TASK GOAL: Go through the entries and copy every line that has the string "điện" in it.
[[ MATERIALS PROVIDED open ]]
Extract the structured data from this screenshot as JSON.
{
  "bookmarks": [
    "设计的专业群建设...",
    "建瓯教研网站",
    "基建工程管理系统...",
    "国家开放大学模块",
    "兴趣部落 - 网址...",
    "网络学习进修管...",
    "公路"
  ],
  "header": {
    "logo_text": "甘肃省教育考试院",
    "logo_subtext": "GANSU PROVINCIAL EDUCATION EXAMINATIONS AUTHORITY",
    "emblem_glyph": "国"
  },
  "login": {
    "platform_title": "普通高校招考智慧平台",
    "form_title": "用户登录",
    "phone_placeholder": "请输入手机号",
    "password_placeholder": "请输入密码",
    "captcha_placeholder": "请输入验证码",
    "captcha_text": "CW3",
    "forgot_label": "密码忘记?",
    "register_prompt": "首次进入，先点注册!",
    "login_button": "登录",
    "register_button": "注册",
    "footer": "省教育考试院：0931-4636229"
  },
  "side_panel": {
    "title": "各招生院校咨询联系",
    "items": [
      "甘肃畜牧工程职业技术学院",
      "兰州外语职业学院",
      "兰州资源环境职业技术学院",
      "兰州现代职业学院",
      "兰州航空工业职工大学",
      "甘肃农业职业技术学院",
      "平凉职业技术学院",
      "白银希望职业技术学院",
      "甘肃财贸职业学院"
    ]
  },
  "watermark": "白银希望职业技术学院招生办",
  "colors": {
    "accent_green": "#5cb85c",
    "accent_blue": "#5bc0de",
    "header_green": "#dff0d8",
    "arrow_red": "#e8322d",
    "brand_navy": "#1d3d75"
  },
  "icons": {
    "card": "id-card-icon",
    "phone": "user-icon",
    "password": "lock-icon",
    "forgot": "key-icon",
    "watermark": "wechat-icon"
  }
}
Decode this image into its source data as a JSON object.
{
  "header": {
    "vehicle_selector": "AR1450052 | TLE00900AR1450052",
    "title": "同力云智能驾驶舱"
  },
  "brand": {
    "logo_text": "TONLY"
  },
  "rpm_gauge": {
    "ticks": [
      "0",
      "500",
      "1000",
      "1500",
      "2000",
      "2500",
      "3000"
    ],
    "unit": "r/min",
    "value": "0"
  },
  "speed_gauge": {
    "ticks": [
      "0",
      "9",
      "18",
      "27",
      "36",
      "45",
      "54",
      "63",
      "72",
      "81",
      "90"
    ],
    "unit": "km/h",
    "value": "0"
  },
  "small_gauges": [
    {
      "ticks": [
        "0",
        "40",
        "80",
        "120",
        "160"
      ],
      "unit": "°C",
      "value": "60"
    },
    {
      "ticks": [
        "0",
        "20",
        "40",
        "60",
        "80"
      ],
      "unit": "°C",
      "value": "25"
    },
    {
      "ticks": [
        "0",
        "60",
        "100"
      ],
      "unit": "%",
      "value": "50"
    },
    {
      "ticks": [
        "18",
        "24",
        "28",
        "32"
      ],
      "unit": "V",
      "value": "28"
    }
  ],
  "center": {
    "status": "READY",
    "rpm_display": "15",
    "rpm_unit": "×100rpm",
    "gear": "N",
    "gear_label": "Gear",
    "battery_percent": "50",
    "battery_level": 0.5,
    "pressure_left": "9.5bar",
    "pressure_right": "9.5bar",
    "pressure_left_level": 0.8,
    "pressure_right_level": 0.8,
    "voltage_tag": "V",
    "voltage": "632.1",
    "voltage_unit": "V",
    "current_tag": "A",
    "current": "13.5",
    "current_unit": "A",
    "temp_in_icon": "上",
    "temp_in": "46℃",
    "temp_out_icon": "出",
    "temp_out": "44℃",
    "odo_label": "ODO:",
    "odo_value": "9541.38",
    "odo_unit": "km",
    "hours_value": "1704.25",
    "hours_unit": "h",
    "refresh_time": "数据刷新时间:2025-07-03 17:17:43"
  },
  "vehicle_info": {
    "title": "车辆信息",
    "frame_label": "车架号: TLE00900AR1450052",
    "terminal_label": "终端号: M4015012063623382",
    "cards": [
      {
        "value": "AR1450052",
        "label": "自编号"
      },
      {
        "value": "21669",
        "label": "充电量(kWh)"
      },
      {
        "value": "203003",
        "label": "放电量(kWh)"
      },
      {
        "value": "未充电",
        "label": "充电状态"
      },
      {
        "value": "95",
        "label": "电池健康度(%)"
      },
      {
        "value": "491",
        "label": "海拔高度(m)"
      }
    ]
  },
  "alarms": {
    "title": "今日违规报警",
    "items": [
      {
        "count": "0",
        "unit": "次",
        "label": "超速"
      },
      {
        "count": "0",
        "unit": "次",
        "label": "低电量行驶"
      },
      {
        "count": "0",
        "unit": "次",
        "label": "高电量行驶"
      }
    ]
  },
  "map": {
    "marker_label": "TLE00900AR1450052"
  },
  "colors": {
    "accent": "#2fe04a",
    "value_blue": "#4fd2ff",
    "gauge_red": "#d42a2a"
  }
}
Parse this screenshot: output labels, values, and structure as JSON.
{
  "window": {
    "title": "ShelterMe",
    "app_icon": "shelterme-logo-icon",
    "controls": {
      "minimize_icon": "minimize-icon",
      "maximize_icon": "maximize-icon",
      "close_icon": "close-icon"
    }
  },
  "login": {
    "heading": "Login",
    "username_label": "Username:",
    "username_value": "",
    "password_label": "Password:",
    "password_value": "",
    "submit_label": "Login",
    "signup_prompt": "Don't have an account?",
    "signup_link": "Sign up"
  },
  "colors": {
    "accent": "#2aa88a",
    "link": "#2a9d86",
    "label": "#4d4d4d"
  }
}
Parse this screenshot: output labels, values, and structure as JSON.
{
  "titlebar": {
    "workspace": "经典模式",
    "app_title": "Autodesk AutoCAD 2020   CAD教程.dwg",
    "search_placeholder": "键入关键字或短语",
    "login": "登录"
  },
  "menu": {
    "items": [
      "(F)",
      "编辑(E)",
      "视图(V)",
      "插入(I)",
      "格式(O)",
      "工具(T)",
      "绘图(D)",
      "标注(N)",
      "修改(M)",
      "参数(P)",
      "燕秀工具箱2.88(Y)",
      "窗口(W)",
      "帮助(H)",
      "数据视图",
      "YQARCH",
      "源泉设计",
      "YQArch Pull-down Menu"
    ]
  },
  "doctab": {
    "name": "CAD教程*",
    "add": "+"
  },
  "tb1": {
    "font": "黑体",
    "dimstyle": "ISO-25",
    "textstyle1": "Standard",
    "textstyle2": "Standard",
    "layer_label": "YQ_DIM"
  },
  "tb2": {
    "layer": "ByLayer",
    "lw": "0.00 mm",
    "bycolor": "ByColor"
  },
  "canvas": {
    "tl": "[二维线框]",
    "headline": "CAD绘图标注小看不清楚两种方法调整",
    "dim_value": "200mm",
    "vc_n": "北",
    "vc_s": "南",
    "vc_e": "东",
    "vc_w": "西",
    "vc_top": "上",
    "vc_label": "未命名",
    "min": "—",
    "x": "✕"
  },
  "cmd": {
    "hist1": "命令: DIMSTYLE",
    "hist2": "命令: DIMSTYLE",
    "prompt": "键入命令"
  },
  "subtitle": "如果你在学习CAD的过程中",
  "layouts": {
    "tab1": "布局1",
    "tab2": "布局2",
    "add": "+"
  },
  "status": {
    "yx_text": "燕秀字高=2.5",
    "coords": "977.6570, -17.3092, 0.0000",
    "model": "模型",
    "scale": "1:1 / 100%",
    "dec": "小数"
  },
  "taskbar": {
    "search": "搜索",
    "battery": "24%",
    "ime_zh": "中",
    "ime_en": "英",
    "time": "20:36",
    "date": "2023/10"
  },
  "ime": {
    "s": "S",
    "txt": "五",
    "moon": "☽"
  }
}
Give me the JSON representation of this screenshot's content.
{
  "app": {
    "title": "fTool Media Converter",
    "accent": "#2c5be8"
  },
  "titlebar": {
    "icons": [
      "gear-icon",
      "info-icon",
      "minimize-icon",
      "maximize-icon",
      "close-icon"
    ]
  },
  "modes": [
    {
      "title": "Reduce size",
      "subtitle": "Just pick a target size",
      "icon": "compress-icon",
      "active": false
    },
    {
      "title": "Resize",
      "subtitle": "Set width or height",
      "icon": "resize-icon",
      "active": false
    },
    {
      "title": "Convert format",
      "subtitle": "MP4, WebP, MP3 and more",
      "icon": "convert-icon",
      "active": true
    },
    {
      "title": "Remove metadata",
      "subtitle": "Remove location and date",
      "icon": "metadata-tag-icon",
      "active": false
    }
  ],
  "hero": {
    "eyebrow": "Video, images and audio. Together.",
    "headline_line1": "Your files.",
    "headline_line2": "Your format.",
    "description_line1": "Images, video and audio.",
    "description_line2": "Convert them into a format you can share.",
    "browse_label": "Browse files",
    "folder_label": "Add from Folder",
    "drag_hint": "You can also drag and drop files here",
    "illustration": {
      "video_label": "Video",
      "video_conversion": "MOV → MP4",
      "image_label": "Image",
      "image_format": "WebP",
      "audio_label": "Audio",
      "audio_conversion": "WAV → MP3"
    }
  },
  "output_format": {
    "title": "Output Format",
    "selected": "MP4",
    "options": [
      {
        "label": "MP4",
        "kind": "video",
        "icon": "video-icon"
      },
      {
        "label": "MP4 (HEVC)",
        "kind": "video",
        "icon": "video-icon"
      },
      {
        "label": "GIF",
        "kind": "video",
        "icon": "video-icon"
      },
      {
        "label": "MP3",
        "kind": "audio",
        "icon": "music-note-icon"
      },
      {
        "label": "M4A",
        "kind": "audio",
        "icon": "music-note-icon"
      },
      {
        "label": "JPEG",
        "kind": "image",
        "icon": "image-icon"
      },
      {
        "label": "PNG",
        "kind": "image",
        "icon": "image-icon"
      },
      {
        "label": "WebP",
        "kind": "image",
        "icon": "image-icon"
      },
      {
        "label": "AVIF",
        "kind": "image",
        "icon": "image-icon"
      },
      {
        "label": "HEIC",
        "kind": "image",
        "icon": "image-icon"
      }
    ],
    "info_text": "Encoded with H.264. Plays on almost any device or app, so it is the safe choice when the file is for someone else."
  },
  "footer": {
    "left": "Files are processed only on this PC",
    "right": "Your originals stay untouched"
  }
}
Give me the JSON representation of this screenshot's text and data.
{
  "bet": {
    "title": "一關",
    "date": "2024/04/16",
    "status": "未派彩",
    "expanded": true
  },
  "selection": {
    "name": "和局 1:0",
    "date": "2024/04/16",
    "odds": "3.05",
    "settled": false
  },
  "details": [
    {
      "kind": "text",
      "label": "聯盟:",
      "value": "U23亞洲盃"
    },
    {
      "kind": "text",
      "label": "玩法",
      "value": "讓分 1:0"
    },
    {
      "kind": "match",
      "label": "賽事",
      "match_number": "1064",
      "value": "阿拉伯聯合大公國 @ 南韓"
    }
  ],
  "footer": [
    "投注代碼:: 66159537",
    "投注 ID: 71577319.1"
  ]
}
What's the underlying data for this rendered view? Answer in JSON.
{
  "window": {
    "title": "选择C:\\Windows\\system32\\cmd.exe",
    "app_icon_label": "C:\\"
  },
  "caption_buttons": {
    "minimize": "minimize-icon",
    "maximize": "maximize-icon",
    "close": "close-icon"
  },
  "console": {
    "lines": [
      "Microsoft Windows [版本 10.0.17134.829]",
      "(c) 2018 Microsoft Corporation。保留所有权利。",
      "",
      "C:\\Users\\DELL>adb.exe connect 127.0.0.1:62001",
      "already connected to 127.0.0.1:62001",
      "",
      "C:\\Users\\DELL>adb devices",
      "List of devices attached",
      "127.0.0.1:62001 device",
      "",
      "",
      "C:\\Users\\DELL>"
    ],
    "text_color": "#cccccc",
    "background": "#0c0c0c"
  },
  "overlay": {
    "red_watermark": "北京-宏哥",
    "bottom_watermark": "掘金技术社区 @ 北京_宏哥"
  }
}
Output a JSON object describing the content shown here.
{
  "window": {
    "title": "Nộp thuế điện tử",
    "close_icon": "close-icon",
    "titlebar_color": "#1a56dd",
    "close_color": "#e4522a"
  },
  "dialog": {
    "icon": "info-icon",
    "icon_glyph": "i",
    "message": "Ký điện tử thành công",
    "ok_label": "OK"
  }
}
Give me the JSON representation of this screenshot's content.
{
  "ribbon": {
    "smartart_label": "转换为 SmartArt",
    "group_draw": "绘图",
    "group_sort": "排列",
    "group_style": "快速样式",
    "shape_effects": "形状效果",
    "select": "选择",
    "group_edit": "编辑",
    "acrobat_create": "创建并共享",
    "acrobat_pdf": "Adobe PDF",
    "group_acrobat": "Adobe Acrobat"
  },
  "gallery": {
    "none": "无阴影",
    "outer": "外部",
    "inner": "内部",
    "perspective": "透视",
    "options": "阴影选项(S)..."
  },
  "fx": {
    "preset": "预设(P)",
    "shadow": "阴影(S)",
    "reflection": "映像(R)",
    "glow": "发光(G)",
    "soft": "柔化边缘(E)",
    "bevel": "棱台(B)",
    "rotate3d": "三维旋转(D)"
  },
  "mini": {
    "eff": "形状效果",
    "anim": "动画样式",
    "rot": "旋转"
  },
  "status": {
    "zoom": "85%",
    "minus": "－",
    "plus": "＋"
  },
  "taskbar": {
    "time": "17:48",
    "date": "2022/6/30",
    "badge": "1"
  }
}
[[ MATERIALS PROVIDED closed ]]
SOLUTION TO THE EXERCISE:
    "title": "Nộp thuế điện tử",
    "message": "Ký điện tử thành công",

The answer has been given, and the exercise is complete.